**What to work on**
Output all of the listing, leaving every line exactly as written.

**Supplied information**
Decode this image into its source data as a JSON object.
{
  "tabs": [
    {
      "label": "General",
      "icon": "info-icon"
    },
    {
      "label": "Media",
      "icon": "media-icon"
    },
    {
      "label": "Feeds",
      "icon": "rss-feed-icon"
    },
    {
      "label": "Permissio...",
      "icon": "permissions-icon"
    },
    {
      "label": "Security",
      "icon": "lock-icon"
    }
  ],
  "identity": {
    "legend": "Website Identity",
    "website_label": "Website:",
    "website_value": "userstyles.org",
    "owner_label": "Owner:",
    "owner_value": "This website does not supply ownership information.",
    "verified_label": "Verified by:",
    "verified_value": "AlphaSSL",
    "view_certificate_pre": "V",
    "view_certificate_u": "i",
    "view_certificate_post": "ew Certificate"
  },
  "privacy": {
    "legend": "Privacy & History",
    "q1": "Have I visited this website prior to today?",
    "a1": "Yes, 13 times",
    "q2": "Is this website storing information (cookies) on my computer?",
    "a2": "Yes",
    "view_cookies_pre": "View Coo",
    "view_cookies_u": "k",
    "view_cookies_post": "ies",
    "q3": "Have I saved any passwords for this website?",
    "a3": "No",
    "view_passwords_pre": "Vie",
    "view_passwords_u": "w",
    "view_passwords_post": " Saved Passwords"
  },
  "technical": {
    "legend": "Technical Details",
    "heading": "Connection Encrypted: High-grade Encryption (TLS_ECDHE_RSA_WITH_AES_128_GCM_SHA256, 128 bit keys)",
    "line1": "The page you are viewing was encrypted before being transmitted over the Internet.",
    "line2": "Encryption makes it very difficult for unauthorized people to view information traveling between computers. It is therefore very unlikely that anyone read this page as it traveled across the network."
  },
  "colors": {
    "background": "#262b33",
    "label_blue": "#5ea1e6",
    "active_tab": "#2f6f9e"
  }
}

**Result for this exercise**
Decode this image into its source data as a JSON object.
{
  "tabs": [
    {
      "label": "General",
      "icon": "info-icon"
    },
    {
      "label": "Media",
      "icon": "media-icon"
    },
    {
      "label": "Feeds",
      "icon": "rss-feed-icon"
    },
    {
      "label": "Permissio...",
      "icon": "permissions-icon"
    },
    {
      "label": "Security",
      "icon": "lock-icon"
    }
  ],
  "identity": {
    "legend": "Website Identity",
    "website_label": "Website:",
    "website_value": "userstyles.org",
    "owner_label": "Owner:",
    "owner_value": "This website does not supply ownership information.",
    "verified_label": "Verified by:",
    "verified_value": "AlphaSSL",
    "view_certificate_pre": "V",
    "view_certificate_u": "i",
    "view_certificate_post": "ew Certificate"
  },
  "privacy": {
    "legend": "Privacy & History",
    "q1": "Have I visited this website prior to today?",
    "a1": "Yes, 13 times",
    "q2": "Is this website storing information (cookies) on my computer?",
    "a2": "Yes",
    "view_cookies_pre": "View Coo",
    "view_cookies_u": "k",
    "view_cookies_post": "ies",
    "q3": "Have I saved any passwords for this website?",
    "a3": "No",
    "view_passwords_pre": "Vie",
    "view_passwords_u": "w",
    "view_passwords_post": " Saved Passwords"
  },
  "technical": {
    "legend": "Technical Details",
    "heading": "Connection Encrypted: High-grade Encryption (TLS_ECDHE_RSA_WITH_AES_128_GCM_SHA256, 128 bit keys)",
    "line1": "The page you are viewing was encrypted before being transmitted over the Internet.",
    "line2": "Encryption makes it very difficult for unauthorized people to view information traveling between computers. It is therefore very unlikely that anyone read this page as it traveled across the network."
  },
  "colors": {
    "background": "#262b33",
    "label_blue": "#5ea1e6",
    "active_tab": "#2f6f9e"
  }
}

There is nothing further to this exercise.